(Items from an interface collection)
....
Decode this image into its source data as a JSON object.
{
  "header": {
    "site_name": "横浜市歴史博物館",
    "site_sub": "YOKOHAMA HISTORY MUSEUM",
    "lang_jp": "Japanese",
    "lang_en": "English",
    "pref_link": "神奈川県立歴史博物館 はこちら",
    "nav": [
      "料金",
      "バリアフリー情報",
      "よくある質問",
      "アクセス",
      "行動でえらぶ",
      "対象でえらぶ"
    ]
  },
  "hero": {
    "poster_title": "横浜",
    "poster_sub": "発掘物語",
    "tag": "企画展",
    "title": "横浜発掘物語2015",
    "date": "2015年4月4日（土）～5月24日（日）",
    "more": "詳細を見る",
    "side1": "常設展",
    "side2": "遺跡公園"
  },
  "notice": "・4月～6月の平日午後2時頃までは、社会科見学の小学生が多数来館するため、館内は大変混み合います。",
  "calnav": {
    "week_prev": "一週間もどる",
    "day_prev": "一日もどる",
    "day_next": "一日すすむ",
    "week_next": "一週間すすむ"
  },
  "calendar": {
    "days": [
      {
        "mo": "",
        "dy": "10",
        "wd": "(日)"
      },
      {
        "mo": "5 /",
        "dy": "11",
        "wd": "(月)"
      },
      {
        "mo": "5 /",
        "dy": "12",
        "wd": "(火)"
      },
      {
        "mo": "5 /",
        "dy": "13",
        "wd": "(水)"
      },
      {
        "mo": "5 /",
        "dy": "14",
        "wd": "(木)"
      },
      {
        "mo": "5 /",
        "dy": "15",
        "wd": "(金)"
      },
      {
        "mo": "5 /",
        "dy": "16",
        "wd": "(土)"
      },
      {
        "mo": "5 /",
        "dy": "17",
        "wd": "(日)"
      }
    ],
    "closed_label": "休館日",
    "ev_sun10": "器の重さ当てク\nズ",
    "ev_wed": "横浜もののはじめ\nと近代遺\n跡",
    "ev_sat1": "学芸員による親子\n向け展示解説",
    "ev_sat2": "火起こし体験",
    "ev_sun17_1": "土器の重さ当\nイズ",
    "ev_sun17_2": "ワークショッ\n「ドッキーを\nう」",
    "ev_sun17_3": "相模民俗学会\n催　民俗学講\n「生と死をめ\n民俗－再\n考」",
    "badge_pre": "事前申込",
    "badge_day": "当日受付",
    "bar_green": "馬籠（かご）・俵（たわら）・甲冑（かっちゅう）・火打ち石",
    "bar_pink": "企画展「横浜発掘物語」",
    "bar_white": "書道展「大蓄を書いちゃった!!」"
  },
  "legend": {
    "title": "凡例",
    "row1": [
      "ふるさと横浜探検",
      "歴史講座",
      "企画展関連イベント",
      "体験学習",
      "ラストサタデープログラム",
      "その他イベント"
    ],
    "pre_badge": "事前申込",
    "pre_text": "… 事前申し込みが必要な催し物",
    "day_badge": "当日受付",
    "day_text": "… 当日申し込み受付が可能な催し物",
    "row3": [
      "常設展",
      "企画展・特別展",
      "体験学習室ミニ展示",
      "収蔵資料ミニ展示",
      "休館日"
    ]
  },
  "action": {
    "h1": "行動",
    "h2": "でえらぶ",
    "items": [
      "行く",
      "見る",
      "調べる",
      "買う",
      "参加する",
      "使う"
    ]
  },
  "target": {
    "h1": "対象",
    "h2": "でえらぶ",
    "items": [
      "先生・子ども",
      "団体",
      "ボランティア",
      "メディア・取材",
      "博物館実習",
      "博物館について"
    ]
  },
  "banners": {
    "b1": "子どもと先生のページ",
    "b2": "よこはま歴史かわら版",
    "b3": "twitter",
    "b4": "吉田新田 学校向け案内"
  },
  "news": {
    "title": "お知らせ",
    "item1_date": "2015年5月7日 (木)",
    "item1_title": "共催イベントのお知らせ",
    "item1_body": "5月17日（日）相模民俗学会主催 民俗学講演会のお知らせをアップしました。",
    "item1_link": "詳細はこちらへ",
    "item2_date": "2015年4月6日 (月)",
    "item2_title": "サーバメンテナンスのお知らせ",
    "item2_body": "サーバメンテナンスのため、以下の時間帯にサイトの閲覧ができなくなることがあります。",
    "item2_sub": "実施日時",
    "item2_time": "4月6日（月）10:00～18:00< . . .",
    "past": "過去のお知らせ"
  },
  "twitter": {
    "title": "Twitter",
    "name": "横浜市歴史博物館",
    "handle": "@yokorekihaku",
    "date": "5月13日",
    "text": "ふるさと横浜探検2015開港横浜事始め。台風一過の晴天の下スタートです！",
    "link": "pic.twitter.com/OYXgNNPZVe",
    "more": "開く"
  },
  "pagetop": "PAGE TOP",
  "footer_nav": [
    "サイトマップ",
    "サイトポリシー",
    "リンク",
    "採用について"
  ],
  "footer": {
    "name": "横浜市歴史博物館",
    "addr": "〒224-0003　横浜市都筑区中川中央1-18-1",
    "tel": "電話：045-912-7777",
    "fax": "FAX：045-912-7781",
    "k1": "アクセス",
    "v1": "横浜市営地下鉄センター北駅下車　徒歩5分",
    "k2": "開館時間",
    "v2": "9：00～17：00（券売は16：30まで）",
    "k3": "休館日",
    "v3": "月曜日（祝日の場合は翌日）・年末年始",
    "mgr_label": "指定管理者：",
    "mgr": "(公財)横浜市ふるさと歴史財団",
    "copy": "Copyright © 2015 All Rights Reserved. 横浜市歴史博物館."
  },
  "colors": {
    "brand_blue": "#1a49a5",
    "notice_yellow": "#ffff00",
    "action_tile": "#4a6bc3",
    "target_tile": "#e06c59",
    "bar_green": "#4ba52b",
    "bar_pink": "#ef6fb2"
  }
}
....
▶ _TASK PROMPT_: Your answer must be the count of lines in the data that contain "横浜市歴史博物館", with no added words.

▶ _EXPECTED OUTPUT_: 4